When Massachusetts Senator John F. Kennedy was elected President in 1960, he captured the hope and imagination of America in a way few politicians ever had. Just 43 at the time of his election, his optimism, young wife and children, and powerful political family created a sense of idyllic happiness in his administration later referred to as a modern-day “Camelot.” The Money Museum holds many coins, medals and ephemera honoring our 35th President.
Before launching his political career, Kennedy was a Naval Lieutenant in the Pacific during World War II and served as commander of Patrol Torpedo Boat 109, which was destroyed in August 1943. He saved an injured crewmate and led his men to safety on a small island. For his heroism and service, he was awarded numerous medals. Examples of these medals from the ANA’s collection include the Navy and Marine Corps Medal, Purple Heart, Asiatic-Pacific Campaign Medal, Bronze Star and the World War II Victory Medal.
President Kennedy’s most famous call to civic service came in his Inauguration day speech in 1961, when he challenged Americans to “ask not what your country can do for you, ask what you can do for your country.” The ANA has two medals commemorating that day: the official medal designed by Paul Manship and produced by Medallic Art Company; and the U.S. Mint inaugural medal, designed by Gilroy Roberts and Frank Gasparro. Roberts’ obverse portrait was adopted for use on the Kennedy half dollar.
Kennedy’s belief in a service-centered society culminated in March 1961, when he established the Peace Corps, an organization that has brought more than 200,000 Americans to 140 countries. His sister, Eunice Kennedy Shriver, was a champion for children's health and disability issues and founded Camp Shriver in 1962 – which became the Special Olympics in 1968. A 1995 commemorative silver dollar was released honoring Kennedy Shriver and the Special Olympics, a 1998 commemorative silver dollar honors Robert Kennedy, and a 2015 First Spouse gold coin honors First Lady Jacqueline Kennedy.

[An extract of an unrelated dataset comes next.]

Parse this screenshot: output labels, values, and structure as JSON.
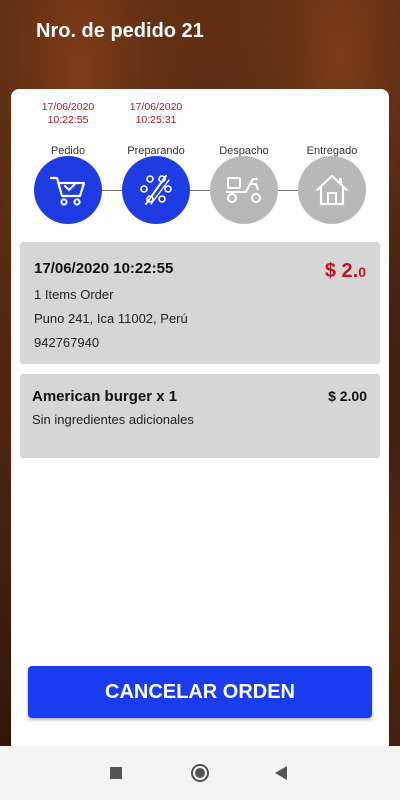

When John F. Kennedy was assassinated on November 22, 1963, U.S. Mint Director Eva Adams proposed issuing a coin to commemorate the fallen President. Under existing law, coin designs could not be changed more frequently than every 25 years, and the Franklin half dollar had only been minted for 15 years. Nonetheless, Congress passed an act authorizing the Kennedy half dollar on December 30, 1963. Designed by Mint Chief Engraver Gilroy Roberts, production of the coin commenced in 1964 and it remains the standard design for half dollars produced by the U.S. Mint.
The ANA has its own special connection to Kennedy: in 1912, President William H. Taft granted the ANA a federal charter, which was revised and made permanent by President Kennedy in 1962. The pen he used to sign the charter into law is in the Money Museum's collection.
View it and other ANA Kennedy-related items using the gallery below.
(click on an image for an enhanced view)
The Kennedy World in Medallic Art, by William R. Rice, Whitman Publishing, 2014. Call # RA60 R4.
The Medallic Portraits of John F. Kennedy, by Edward C. Rochette, Krause Publications, 1966.